For nearly five decades, many Pittbsurgh-area motorists, when leaving the old Civic Arena or exiting off the Crosstown Expressway onto Bigelow Boulevard, have wondered what exactly the ghost ramp in the above photo was for.  Where was it to have come from?  When and why did they stop?  Will it ever be built?
The original plans for the Crosstown Expressway included a full interchange with Bigelow Boulevard.  However, these plans never came to fruition.  The only ramps that were built were from I-579 North onto to the Bigelow and from Bigelow Boulevard/PA 380 West to I-579 South.  The above ramp was to have come from I-579 South, and depending on what older map of Pittsburgh you have over or under the existing roadway, and on to Bigelow/PA 380 East.  It never came to be, and the HOV ramp to what was once the Civic Arena has basically eliminated the need for completing this interchange.


The two photos above show the retaining wall with the ghost ramp and how it would have connected onto…

1906 North Fork Road Bridge Ruins

Downstream from the Friant Dam is North Fork Road which crosses the San Joaquin River on a bridge which was completed in 1952.  Downstream from said 1952 bridge is an older right-of-way and very apparent bridge ruin which caught my eye on many a trip past Millerton Lake.


It turns out that particular bridge ruin is the reinforced concrete 1906 North Fork Road Bridge.  The 1906 North Fork Road Bridge was the first reinforced concrete bridge in Fresno County was the replacement of a wooden structure that was built in 1883.  During the collapse of the 1889 Lanes Bridge in 1940 the 1906 North Fork Road Bridge became Temporary California State Route 41 until a replacement structure was open in 1941.  Somehow despite the Friant Dam being completed in 1949 flood waters downstream from the structure became bad enough in 1951 to wipe out the 1906 North Fork Road Bridge.  Oddly rather removing the 1906 structure when the 1952 replacement was built it was instead left in the San Joaquin River as …

1941 Lanes Bridge Renovations (Old California State Route 41)

I was debating what to do on a day off and finally decided to check out the old 1941 Lanes Bridge which used to carry California State Route 41.  The 1941 Lanes Bridge can be seen on the northbound CA 41 Freeway as it crosses the San Joaquin River.  Since the original bridge was completed in 1889 the Lanes Bridge has been a major highway crossing for traffic over the San Joaquin River.  There has been three bridges at the Lanes Bridge crossing, only the original is the only one no longer present.  I made my way north out of Fresno during rush hour crossing the San Joaquin River on the CA 41 freeway into Madera County.  When I arrived on the old alignment of CA 41 I was greeted by something I didn't expect, a Caltrans maintenance sign.






I knew the 1941 Lanes Bridge was under going renovations but I had no idea it was still under Caltrans Maintenance.  The 1941 Lanes Bridge had one lane shut down over the San Joaquin River and was undergoing deck repairs.





Which in a way is double edg…

Throwback Thursday - October 26, 2017

This week's edition of Throwback Thursday takes us to the home of half moon cookies and chicken riggies, the Upstate New York city of Utica.
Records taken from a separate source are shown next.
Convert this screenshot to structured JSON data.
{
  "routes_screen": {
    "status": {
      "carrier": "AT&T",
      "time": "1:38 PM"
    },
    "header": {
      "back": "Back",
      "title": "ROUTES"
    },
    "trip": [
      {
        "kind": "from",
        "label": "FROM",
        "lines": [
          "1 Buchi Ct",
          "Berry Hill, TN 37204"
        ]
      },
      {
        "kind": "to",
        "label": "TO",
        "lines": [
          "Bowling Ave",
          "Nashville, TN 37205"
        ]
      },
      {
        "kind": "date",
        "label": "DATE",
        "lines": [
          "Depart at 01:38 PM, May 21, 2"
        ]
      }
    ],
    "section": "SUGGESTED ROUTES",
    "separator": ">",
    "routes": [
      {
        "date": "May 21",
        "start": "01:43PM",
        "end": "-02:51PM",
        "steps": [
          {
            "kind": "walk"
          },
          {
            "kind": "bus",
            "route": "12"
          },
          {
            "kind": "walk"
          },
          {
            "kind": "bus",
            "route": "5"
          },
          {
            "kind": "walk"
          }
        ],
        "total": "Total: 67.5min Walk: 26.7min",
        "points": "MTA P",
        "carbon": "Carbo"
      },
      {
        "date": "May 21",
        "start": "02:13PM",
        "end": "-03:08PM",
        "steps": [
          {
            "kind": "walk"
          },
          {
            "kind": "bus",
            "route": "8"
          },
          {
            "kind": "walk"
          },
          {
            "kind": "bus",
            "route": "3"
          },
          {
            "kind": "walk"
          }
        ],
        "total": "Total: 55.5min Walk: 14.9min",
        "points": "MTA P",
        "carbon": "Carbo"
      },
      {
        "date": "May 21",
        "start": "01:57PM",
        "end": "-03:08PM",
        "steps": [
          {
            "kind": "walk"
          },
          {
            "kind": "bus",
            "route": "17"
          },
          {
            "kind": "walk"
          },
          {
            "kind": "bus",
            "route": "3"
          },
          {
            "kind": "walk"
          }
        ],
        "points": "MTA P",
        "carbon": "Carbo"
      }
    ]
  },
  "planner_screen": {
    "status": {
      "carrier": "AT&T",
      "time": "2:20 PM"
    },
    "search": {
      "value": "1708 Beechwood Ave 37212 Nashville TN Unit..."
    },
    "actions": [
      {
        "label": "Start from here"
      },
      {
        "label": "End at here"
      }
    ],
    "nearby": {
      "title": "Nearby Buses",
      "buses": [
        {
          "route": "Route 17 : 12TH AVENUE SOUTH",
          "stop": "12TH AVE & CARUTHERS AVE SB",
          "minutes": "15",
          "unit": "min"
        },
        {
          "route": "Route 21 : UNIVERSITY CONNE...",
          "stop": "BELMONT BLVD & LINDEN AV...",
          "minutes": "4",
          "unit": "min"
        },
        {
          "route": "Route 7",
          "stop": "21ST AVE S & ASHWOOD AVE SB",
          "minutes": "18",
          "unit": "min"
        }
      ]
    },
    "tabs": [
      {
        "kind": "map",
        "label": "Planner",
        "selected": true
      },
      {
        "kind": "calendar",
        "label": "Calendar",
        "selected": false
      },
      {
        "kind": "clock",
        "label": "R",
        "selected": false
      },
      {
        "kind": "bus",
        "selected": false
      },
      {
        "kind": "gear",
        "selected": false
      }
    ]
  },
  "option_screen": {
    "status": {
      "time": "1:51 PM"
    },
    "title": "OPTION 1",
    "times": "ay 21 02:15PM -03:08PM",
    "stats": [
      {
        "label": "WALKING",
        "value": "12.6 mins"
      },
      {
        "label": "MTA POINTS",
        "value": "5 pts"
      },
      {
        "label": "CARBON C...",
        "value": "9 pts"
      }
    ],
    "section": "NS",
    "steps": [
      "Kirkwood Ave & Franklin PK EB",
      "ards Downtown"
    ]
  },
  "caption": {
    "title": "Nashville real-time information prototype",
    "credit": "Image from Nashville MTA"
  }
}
From this January 2002 photo on River Road in Utica, you can see a button copy sign for NY 8 and NY 12 in that had seen better days even back then. This sign has since been replaced, but there are some old signs still lurking around Utica.


California State Route 233

Circumstance had me heading out of Fresno northbound.  With that being the case I decided to finish CA 233 that I had missed out of due to traffic when I photo-clinched CA 152.  CA 233 is a tiny state highway running entirely on Robertson Boulevard from CA 99 in Chowchilla four miles southwest to CA 152.







Before CA 99/US 99 was a freeway what is now CA 233 would have terminated at Chowchilla Boulevard ahead in the photo below.  Originally Chowchilla Boulevard would have had a junction with Robertson Boulevard north of the railroad tracks roughly where the "Chowchilla City Limit" sign is located now.



Chowchilla has only been around since the very early 20th century and is named after the river of the same name which follows out of the Sierras to the San Joaquin River.  The name Chowchilla is an incorrect spelling of the Chaushila tribe.


Leaving Chowchilla on CA 233 southeast there is a dual row of palms lining Robertson Boulevard.







Only the last mile of CA 233 before the termin…

California State Route 183

Friday morning I decided to finish up a route that I've have never completed while leaving Monterey; California State 183.  CA 183 is a 10 mile state route which runs southeast/northwest from Castroville to Salinas.  Since I was leaving Monterey I took CA 183 southeast from Castroville.



The first mile of CA 183 within Castroville used to be part of CA 1 until it bypassed the town in the 1980s.  Castroville was founded in the 1860s and is known as the "Artichoke Center of the World: which is boasted on an overhead sign in downtown along CA 183.  The junction with CA 156 was the previous west terminus of CA 183 until CA 1 was relocated.









Leaving Castroville it is an open seven miles to the City limits of Salinas through Salinas Valley.  The early morning views of the Santa Lucia and Gabilan Range can be pretty nice, especially after it rained the previous evening.  Fremont Peak in the Gabilan Range is the highest in the range at 3,455 and can be reached via Signed County Route …

Old US 101; the San Juan Grade

While researching maps for California State Route 183 I noticed something interesting on the 1935 County Highway maps for San Benito and Monterey County.  From what it appeared it seems that there used to be a state highway running from US 101 south on San Juan Highway, through San Juan Bautista, south over the San Juan Grade to Salinas.  It turns out what I discovered was an a very old alignment of US 101 which was replaced by 1932.






The information relevant to the history of US 101 over the San Juan Grade is as follows:

-  The San Juan Grade was built in 1915 which presumably replaced Old Stage Road from Salinas to San Juan Bautista.  Presumably this was part of alignment adopted as Legislative Route 2 from San Francisco south to San Diego in 1909.  This history can be seen on 1931 edition of the California Highways and Public Works Journal and on CAhighways.org.

1931 Highways and Public Works Journal

CAhighways on LRN 2

-  By 1926 the San Juan Grade became part of US 101.  The San Jua…